In any other circumstances, remote work might not have been restricted to just working from home, remote employees could have worked from a cafe or coworking spaces or even from their friends’ place. But at the moment, it’s strictly limited to the home, where infrastructure is unreliable at the best of times. Over time, people might realise that their home internet is not that great for work purposes or power outages might become a problem as summer creeps in.
And the brunt of this challenge obviously falls on the employer who has to preempt these challenges now. Some companies dealt with it by offering 4G dongles and computers with longer battery endurance to ensure employees availability at all times.
In addition to this, early-stage startups such as Enkash have added some innovation to their business continuity plan. “We have ensured that every team function has only one person dependency and considering the size of the organisation, we have ensured that the roles of our team members are slightly fungible where one can pitch in for the other if required,” said founder Vishnoi.

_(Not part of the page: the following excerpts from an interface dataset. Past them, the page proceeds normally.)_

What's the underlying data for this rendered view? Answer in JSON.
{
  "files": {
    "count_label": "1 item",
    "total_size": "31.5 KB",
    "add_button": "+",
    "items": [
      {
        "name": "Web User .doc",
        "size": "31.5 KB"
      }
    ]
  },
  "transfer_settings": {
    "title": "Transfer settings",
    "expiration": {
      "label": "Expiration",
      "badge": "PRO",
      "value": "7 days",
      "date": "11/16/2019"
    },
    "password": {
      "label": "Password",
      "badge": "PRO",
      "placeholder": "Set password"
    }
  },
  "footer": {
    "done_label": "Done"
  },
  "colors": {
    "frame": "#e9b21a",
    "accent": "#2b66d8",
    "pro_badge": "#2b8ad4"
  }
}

But infrastructure challenges are not just limited to power and internet connections. For Testbook, the challenge also exists with handling studio recording as this cannot be done at home. “The big challenge for us is recording classes and handling live classes in studios. Doing them from home while maintaining quality becomes very tricky,” said Testbook’s Kumar.
Will Remote Workforce Become The New Normal?
“Apart from the physical presence, work from home policy amid the crisis is turning out to be productive and motivating for our employees. Personally, I am finding myself super productive and working harder than normal,”- MobiKwik founder, Upasana Taku
The biggest upside of working from home for many is that they save on commuting time and costs. Many claim to be using these extra hours to finally achieve work-life balance, learn new skills and others said this has even reduced stress levels in employees. There are also claims of more focussed and productive work schedules. But, are these advantages enough to make remote workforce the normal work culture?
For a product company like PMaps, this seems to be a little far fetched. According to Saurabh, “PMaps thrive on active product discussion between IT, psychology, data and presales teams. Remote tools are fine but it’s too unrealistic to eliminate physical contact for unleashing the magic of working together.”
However, Tapchief’s Murali felt optimistic about the future of remote work. “While it’s still early to say anything for sure, I believe we would definitely have a higher frequency of work from home days than before once the pandemic settles down.”
upGrad’s Kumar had a more nuanced perspective, “The WFH model is a double-edged sword, which could either bring new practices to life for higher productivity or could break the system in the long run. As a matter of fact, it is now ensuring our safety, but there will always be a demand for the physical workforce due to the nature of our product.”